To some extent, people feel this when they go on vacation, or even on a business trip. The great avoda is to so deeply inculcate and incorporate our moral beliefs that change in circumstance does not result in anomie, the feeling that our life-mores don't apply, so that when we find ourselves in a different matzav, our regular life doesn’t seem like an easily forgotten dream. Wherever you find yourself, you are always "Ahl Ponoi." Everyone is brave on the firing range, as they learn how to shoot a rifle and crawl under barbed wire. When people actually face the enemy, they learn that their putative bravado may turn out to be a thin facade. It's easy to fool yourself into thinking that you've succeeded in this hard avodah. But in fact, it's a never-ending task; the only way to really know if you've succeeded is through trial by fire, rachmana litzlan.

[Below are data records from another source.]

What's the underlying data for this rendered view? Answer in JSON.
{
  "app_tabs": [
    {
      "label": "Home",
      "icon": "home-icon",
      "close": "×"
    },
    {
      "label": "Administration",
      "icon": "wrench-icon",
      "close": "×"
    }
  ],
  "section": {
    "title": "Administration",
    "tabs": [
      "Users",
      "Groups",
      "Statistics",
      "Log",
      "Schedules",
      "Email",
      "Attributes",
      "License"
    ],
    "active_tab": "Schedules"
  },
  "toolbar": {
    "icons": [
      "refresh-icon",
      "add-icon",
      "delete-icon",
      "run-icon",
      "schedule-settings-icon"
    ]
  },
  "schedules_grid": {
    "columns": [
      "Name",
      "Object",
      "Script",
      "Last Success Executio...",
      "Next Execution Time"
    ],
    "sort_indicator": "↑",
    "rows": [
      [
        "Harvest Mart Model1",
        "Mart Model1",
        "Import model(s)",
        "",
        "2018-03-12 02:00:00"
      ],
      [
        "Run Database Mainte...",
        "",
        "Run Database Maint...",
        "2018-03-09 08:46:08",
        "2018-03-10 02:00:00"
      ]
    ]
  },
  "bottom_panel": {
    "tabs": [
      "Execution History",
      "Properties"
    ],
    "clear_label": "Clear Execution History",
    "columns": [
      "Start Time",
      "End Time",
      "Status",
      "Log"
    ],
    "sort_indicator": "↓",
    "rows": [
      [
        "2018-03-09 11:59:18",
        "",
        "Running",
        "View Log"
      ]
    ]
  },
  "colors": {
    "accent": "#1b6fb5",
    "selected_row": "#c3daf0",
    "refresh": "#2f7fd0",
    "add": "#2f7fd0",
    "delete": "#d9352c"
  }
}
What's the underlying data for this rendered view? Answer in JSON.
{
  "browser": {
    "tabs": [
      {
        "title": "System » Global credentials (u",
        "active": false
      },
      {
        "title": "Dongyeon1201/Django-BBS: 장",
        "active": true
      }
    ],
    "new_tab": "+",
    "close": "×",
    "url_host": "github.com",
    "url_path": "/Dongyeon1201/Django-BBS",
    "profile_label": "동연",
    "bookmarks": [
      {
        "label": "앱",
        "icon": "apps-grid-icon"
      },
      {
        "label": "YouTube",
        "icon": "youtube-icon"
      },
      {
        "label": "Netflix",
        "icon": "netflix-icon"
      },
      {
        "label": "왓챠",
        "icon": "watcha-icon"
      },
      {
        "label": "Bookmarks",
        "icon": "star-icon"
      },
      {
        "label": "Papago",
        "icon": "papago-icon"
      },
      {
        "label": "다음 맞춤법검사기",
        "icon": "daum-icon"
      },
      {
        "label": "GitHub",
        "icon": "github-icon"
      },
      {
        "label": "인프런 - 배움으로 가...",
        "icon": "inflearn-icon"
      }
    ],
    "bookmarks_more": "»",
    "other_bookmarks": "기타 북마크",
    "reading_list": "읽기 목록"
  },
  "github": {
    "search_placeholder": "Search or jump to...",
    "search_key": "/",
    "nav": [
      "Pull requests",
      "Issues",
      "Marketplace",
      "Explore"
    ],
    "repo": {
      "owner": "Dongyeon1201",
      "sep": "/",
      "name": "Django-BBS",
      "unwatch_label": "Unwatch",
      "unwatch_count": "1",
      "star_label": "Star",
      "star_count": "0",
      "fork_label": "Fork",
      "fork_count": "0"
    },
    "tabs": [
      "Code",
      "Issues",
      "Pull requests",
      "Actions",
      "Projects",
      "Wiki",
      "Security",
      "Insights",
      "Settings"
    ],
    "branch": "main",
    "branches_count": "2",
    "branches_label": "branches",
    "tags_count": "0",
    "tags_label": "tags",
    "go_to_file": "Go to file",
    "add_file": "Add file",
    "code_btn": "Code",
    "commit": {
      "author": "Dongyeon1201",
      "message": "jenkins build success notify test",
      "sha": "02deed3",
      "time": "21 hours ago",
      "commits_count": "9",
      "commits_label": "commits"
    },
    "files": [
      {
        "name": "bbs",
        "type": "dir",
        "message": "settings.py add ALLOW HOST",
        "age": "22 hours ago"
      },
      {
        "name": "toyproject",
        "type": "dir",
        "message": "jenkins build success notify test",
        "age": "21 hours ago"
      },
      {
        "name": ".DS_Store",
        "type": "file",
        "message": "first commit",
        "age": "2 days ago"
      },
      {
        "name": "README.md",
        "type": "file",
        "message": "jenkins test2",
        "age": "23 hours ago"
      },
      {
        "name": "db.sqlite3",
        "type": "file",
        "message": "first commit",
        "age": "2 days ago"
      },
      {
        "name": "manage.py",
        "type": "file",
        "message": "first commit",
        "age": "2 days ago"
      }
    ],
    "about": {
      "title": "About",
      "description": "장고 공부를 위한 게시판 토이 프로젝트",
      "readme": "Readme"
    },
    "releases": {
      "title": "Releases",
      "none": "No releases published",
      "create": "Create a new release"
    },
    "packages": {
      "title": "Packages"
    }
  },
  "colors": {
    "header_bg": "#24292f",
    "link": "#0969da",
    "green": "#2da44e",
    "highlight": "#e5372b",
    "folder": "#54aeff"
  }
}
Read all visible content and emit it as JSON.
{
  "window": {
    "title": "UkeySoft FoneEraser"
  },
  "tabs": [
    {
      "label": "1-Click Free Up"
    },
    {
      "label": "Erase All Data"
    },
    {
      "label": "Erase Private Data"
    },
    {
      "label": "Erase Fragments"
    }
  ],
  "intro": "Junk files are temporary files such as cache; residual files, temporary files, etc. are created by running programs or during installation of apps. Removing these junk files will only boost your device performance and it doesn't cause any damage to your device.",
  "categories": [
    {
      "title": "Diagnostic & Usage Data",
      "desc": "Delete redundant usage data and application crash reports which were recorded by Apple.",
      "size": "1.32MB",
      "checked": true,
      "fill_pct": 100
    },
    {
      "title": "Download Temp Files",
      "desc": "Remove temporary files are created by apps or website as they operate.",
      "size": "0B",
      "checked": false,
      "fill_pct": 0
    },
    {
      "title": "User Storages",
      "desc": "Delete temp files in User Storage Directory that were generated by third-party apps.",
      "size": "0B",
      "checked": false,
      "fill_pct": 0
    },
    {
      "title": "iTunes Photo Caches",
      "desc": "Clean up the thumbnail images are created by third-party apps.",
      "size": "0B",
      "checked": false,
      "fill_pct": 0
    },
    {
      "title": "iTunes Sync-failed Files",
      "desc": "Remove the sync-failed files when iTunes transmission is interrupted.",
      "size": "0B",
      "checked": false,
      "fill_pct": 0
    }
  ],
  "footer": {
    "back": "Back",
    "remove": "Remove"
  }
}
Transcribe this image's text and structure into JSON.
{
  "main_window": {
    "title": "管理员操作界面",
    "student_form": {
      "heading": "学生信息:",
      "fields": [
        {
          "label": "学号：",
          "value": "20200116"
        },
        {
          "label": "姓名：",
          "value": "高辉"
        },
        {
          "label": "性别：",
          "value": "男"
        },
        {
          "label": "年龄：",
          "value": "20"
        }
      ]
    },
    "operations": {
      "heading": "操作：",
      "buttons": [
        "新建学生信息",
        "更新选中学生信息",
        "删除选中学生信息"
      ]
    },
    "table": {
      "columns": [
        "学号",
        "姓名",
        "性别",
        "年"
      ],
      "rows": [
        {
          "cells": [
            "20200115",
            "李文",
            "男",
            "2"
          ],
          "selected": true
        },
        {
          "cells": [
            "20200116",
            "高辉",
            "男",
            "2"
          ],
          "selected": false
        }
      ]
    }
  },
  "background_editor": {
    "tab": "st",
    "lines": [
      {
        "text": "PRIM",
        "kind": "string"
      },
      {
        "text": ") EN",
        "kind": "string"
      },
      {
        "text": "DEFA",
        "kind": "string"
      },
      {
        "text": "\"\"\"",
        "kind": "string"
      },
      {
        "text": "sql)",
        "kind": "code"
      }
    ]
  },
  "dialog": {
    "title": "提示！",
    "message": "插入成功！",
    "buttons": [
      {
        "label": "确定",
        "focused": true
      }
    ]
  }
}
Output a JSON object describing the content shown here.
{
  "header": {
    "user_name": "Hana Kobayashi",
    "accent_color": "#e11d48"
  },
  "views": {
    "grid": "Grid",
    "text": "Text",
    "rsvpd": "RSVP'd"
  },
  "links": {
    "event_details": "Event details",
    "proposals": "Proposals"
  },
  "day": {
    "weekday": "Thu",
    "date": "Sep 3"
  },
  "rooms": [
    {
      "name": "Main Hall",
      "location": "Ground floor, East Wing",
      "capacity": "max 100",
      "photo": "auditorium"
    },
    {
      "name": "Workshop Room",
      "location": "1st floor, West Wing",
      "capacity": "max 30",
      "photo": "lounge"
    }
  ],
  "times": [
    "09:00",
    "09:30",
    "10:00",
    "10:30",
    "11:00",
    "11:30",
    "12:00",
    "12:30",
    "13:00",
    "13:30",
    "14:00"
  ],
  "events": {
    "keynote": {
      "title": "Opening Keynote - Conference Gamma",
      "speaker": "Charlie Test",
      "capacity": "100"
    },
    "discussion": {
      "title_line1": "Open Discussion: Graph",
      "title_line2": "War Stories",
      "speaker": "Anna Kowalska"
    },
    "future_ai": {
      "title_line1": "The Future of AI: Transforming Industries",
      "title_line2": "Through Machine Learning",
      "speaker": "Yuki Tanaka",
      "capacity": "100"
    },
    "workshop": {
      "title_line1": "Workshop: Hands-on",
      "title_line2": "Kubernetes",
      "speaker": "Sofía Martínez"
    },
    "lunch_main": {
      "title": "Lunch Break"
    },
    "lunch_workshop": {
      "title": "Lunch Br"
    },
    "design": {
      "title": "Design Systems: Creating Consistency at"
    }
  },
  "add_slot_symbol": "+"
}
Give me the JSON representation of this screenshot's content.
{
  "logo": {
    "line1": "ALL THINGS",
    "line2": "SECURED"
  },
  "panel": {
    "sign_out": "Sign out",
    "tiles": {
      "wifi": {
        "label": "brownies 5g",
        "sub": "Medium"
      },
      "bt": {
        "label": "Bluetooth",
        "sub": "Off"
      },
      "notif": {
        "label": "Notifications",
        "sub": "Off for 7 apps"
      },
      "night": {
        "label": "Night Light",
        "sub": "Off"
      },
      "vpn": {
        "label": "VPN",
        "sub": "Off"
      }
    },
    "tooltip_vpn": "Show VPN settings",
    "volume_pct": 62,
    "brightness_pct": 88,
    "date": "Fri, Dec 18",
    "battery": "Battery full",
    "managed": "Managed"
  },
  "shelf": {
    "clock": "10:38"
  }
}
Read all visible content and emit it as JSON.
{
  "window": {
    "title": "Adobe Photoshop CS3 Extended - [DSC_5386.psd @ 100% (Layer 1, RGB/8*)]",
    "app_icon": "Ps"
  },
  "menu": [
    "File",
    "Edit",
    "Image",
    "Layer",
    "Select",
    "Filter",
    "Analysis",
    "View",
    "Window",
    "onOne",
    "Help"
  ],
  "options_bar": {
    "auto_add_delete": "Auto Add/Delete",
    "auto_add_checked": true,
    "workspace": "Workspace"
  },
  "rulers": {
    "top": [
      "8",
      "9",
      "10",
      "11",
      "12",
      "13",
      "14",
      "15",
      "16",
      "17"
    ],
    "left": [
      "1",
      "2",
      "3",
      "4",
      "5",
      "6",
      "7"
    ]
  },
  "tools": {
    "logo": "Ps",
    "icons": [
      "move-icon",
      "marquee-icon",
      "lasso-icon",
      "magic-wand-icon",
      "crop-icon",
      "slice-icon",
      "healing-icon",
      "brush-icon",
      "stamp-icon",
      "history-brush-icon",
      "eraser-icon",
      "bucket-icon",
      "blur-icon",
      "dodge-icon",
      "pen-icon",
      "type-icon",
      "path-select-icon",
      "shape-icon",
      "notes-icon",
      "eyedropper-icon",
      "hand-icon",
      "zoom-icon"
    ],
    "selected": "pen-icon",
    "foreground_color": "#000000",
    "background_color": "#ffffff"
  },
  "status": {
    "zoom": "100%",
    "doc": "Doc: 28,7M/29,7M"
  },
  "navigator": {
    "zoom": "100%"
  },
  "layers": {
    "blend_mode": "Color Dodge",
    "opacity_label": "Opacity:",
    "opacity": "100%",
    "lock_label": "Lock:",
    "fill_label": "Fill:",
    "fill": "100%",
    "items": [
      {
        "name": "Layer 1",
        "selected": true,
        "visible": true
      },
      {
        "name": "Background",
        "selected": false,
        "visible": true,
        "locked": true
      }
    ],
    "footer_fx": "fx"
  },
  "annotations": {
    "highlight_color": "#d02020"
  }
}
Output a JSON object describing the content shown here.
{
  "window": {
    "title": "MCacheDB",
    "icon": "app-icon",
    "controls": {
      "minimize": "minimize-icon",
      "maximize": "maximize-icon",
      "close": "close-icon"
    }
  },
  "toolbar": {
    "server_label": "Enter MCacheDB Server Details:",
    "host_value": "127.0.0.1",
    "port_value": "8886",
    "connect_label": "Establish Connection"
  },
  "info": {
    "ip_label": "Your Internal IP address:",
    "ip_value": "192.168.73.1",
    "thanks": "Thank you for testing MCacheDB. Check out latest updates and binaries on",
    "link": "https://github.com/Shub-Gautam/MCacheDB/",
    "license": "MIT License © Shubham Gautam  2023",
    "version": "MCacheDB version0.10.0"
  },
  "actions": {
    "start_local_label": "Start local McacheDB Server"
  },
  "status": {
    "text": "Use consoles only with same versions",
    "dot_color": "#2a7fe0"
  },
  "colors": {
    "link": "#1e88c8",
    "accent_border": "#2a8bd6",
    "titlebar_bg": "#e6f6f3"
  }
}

(By the way, even without involving the Ribono shel Olam, if you think you can get away with stuff on vacation, you're wrong. First of all, bad behavior sticks. As a certain famous Mashgi'ach once said to me, "Good comes and goes, but bad is forever." You can't be a sheigitz away from home and then come back and put on the mask of tzidkus; once damage is done, the roshem of the aveira stays there, deep inside, even if you don't see it in your safe, predictable daily life. Second: here's a classic example of why it doesn't work: my wife and I took one of our kids to a low-class redneck type vacation area- a sprawling bedlam of tattoo parlors, go-cart tracks, and "Ripley Believe it or not" type attractions, the Wisconsin Dells. We picked what was basically a trailer park type of motel on the outskirts of a trailer-park town, so that "we shouldn't run into anyone who knows us." We would put on baseball caps, wear T-Shirts, and 'go native.' It wasn't exactly a "yilbash shechorim" matzav, but it was the same basic idea. As soon as we settled in, who parked next to us in the lot? The founder of our local Pirchei, who had planned exactly the same thing.  UPDATE: More recently, we went on a two day trip to Louisville, Kentucky.  Who lives in Louisville?  Well, there's a nice orthodox minyan there, and who did I meet at the minyan?  My very frum neighbor, my car mechanic.)

9 comments:

Anonymous said...

This is such a great interpretation- and a heavy lesson. Sometimes, vacations feel so free- I see how important it is to maintain the same standards away as at home. Thanks!!

Anonymous said...

whats with the picture?

Barzilai said...

I decided to put it up over Shabbos to see what kind of reaction I get.

Send me yours, and maybe I'll put it up, too.

nachum said...

picture too big [ but dignified ]
forces me to scroll down to see title of new posts

Barzilai said...

Shavua tov to you.

1. If the Ben Ish Chai can do it, why can't I?
2. I thought that putting the picture in would shame the shnorrers who use the divrei torah into sending me a note.
3. I tried to make it smaller, but can't figure out how to do that. And-
4. I deleted General Ripper.

Anonymous said...

Oh its You.

Barzilai said...

Putting aside the fact that I could have inserted a picture of Jesse Jackson Junior, let's assume that it is, indeed, me. And your point is?

Anonymous said...

Actually, the picture is an illustration by Mrs. Rumpole of the first topic in mishpatim. Vehamivin haivin.

Barzilai said...

Shein ein mohl heivanti.

Other than the issur to be memalei schok piv be'olam hazeh, your comment makes blogging worth it.